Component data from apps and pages
- - - - -

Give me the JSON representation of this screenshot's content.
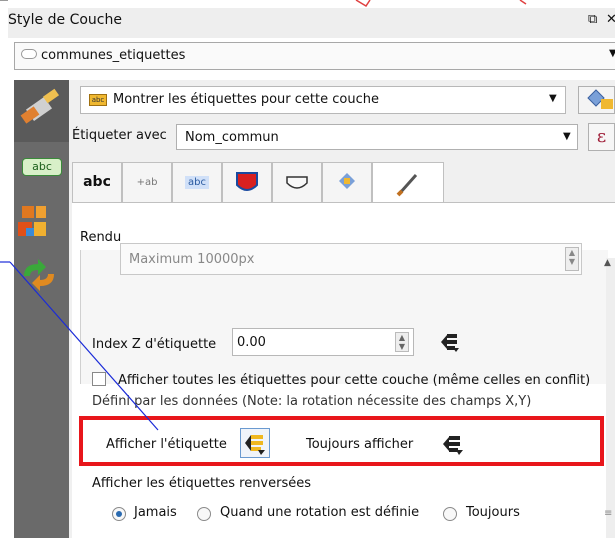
{
  "window": {
    "title": "Style de Couche",
    "float_glyph": "⧉",
    "close_glyph": "✕"
  },
  "layer": {
    "name": "communes_etiquettes",
    "icon": "polygon-layer-icon"
  },
  "labels": {
    "mode": "Montrer les étiquettes pour cette couche",
    "label_with_caption": "Étiqueter avec",
    "field": "Nom_commun",
    "expression_glyph": "ε"
  },
  "sidebar": {
    "abc": "abc"
  },
  "tabs": [
    {
      "label": "abc",
      "icon": "text-tab-icon"
    },
    {
      "label": "+ab / c",
      "icon": "formatting-tab-icon"
    },
    {
      "label": "abc",
      "icon": "buffer-tab-icon"
    },
    {
      "label": "",
      "icon": "background-tab-icon"
    },
    {
      "label": "",
      "icon": "shadow-tab-icon"
    },
    {
      "label": "",
      "icon": "placement-tab-icon"
    },
    {
      "label": "",
      "icon": "rendering-tab-icon"
    }
  ],
  "rendering": {
    "section_title": "Rendu",
    "max_value": "Maximum 10000px",
    "z_label": "Index Z d'étiquette",
    "z_value": "0.00",
    "show_all_text": "Afficher toutes les étiquettes pour cette couche (même celles en conflit)",
    "data_defined_text": "Défini par les données (Note: la rotation nécessite des champs X,Y)",
    "show_label_text": "Afficher l'étiquette",
    "always_show_text": "Toujours afficher",
    "reversed_title": "Afficher les étiquettes renversées",
    "radio_options": [
      "Jamais",
      "Quand une rotation est définie",
      "Toujours"
    ],
    "radio_selected": "Jamais"
  },
  "colors": {
    "highlight": "#e8161b",
    "pointer_line": "#1a2bd8",
    "top_marks": "#e04040"
  }
}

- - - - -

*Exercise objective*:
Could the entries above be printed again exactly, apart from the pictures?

*Response area*:
Give me the JSON representation of this screenshot's content.
{
  "window": {
    "title": "Style de Couche",
    "float_glyph": "⧉",
    "close_glyph": "✕"
  },
  "layer": {
    "name": "communes_etiquettes",
    "icon": "polygon-layer-icon"
  },
  "labels": {
    "mode": "Montrer les étiquettes pour cette couche",
    "label_with_caption": "Étiqueter avec",
    "field": "Nom_commun",
    "expression_glyph": "ε"
  },
  "sidebar": {
    "abc": "abc"
  },
  "tabs": [
    {
      "label": "abc",
      "icon": "text-tab-icon"
    },
    {
      "label": "+ab / c",
      "icon": "formatting-tab-icon"
    },
    {
      "label": "abc",
      "icon": "buffer-tab-icon"
    },
    {
      "label": "",
      "icon": "background-tab-icon"
    },
    {
      "label": "",
      "icon": "shadow-tab-icon"
    },
    {
      "label": "",
      "icon": "placement-tab-icon"
    },
    {
      "label": "",
      "icon": "rendering-tab-icon"
    }
  ],
  "rendering": {
    "section_title": "Rendu",
    "max_value": "Maximum 10000px",
    "z_label": "Index Z d'étiquette",
    "z_value": "0.00",
    "show_all_text": "Afficher toutes les étiquettes pour cette couche (même celles en conflit)",
    "data_defined_text": "Défini par les données (Note: la rotation nécessite des champs X,Y)",
    "show_label_text": "Afficher l'étiquette",
    "always_show_text": "Toujours afficher",
    "reversed_title": "Afficher les étiquettes renversées",
    "radio_options": [
      "Jamais",
      "Quand une rotation est définie",
      "Toujours"
    ],
    "radio_selected": "Jamais"
  },
  "colors": {
    "highlight": "#e8161b",
    "pointer_line": "#1a2bd8",
    "top_marks": "#e04040"
  }
}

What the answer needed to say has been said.